Video Games

  • In Kingdom Hearts, people who lose their hearts become, well, The Heartless. So it was fairly surprising to learn that not only had Kairi not become a Heartless, her own heart had been with Sora the whole time.
    • And, of course, Kairi ended up returning the favor later on.
  • In Brutal Legend, Demon Emperor Doviculus keeps his defeated enemies' (including Drowned Ophelia's) hearts in his chest. It doesn't influence his Neutral Evil morality much.
  • Legacy of Kain features the Heart of Darkness, which is heart of the last ancient vampire Janos Audron, ripped still-beating from his chest by Sarafan vampire hunters and christened as such. In the first game, the Heart simply acts as a healing item, but eventually it's revealed that the same heart was used by Mortanius the Necromancer to resurrect Kain, and it's also the only thing that can resurrect Janos himself.
  • In Team Fortress 2's "Meet the Medic" video, the Medic accidentally destroys the Heavy's heart when trying to attach the Ubercharge device to it. He substitutes a larger heart from a "Mega Baboon" for it instead.
  • Tales of Vesperia: Raven's heart was replaced with a modified blastia after he died during the Great War, which took place 10 years prior to the events of the game itself. It not only sustains his life, it allows him to unleash the very same power as an offensive weapon; as seen during his Mystic Arte.

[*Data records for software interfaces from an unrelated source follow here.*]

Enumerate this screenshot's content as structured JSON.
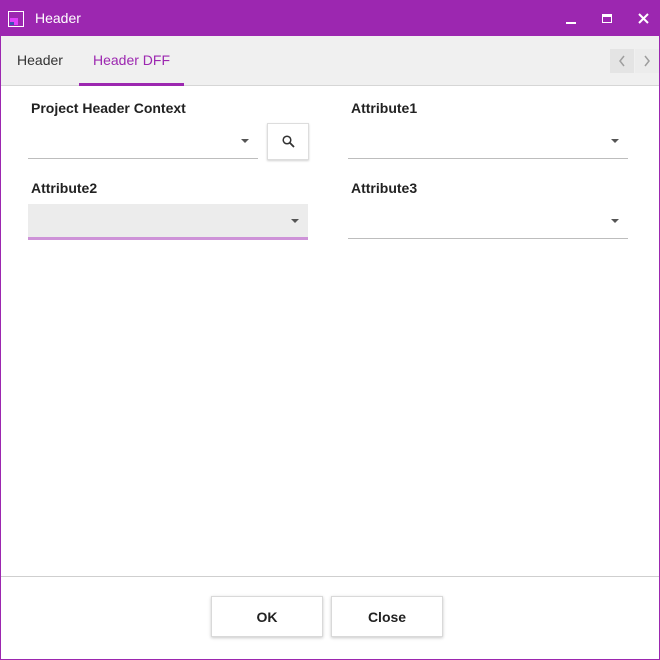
{
  "window": {
    "title": "Header",
    "accent_color": "#9c27b0",
    "icons": [
      "app-icon",
      "minimize-icon",
      "maximize-icon",
      "close-icon"
    ]
  },
  "tabs": [
    {
      "label": "Header",
      "active": false
    },
    {
      "label": "Header DFF",
      "active": true
    }
  ],
  "tab_nav": {
    "prev_icon": "chevron-left-icon",
    "next_icon": "chevron-right-icon"
  },
  "form": {
    "project_header_context": {
      "label": "Project Header Context",
      "value": ""
    },
    "attribute1": {
      "label": "Attribute1",
      "value": ""
    },
    "attribute2": {
      "label": "Attribute2",
      "value": "",
      "focused": true
    },
    "attribute3": {
      "label": "Attribute3",
      "value": ""
    },
    "search_icon": "search-icon"
  },
  "footer": {
    "ok_label": "OK",
    "close_label": "Close"
  }
}
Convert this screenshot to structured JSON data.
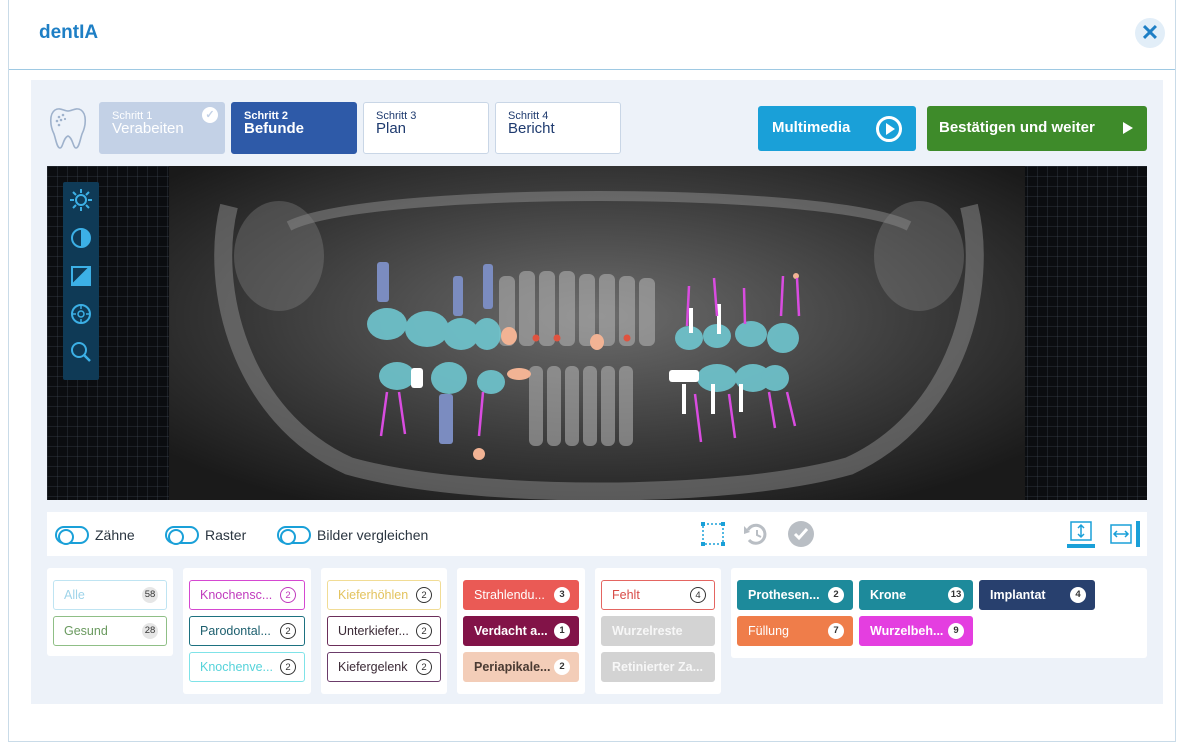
{
  "app": {
    "title": "dentIA",
    "close_label": "✕"
  },
  "steps": [
    {
      "num": "Schritt 1",
      "name": "Verabeiten",
      "state": "done"
    },
    {
      "num": "Schritt 2",
      "name": "Befunde",
      "state": "active"
    },
    {
      "num": "Schritt 3",
      "name": "Plan",
      "state": "pending"
    },
    {
      "num": "Schritt 4",
      "name": "Bericht",
      "state": "pending"
    }
  ],
  "actions": {
    "multimedia": "Multimedia",
    "confirm": "Bestätigen und weiter"
  },
  "viewer_tools": [
    "brightness-icon",
    "contrast-icon",
    "invert-icon",
    "target-icon",
    "zoom-icon"
  ],
  "toggles": {
    "teeth": "Zähne",
    "grid": "Raster",
    "compare": "Bilder vergleichen"
  },
  "filters": {
    "group1": [
      {
        "label": "Alle",
        "count": "58"
      },
      {
        "label": "Gesund",
        "count": "28"
      }
    ],
    "group2": [
      {
        "label": "Knochensc...",
        "count": "2"
      },
      {
        "label": "Parodontal...",
        "count": "2"
      },
      {
        "label": "Knochenve...",
        "count": "2"
      }
    ],
    "group3": [
      {
        "label": "Kieferhöhlen",
        "count": "2"
      },
      {
        "label": "Unterkiefer...",
        "count": "2"
      },
      {
        "label": "Kiefergelenk",
        "count": "2"
      }
    ],
    "group4": [
      {
        "label": "Strahlendu...",
        "count": "3"
      },
      {
        "label": "Verdacht a...",
        "count": "1"
      },
      {
        "label": "Periapikale...",
        "count": "2"
      }
    ],
    "group5": [
      {
        "label": "Fehlt",
        "count": "4"
      },
      {
        "label": "Wurzelreste",
        "count": ""
      },
      {
        "label": "Retinierter Za...",
        "count": ""
      }
    ],
    "group6": [
      {
        "label": "Prothesen...",
        "count": "2"
      },
      {
        "label": "Krone",
        "count": "13"
      },
      {
        "label": "Implantat",
        "count": "4"
      },
      {
        "label": "Füllung",
        "count": "7"
      },
      {
        "label": "Wurzelbeh...",
        "count": "9"
      }
    ]
  },
  "colors": {
    "brand": "#1e7fc5",
    "active_step": "#2e5aa8",
    "confirm": "#3e8b2a",
    "multimedia": "#1aa0d8"
  }
}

  • During the Old World Blues DLC for Fallout: New Vegas, the player has his/her heart (and brain, and spine) removed and replaced by a synthetic one. Later on, you have the choice of keeping your powerful synthetic organs or putting your old ones back in. (Upgraded with a bit of tech, of course)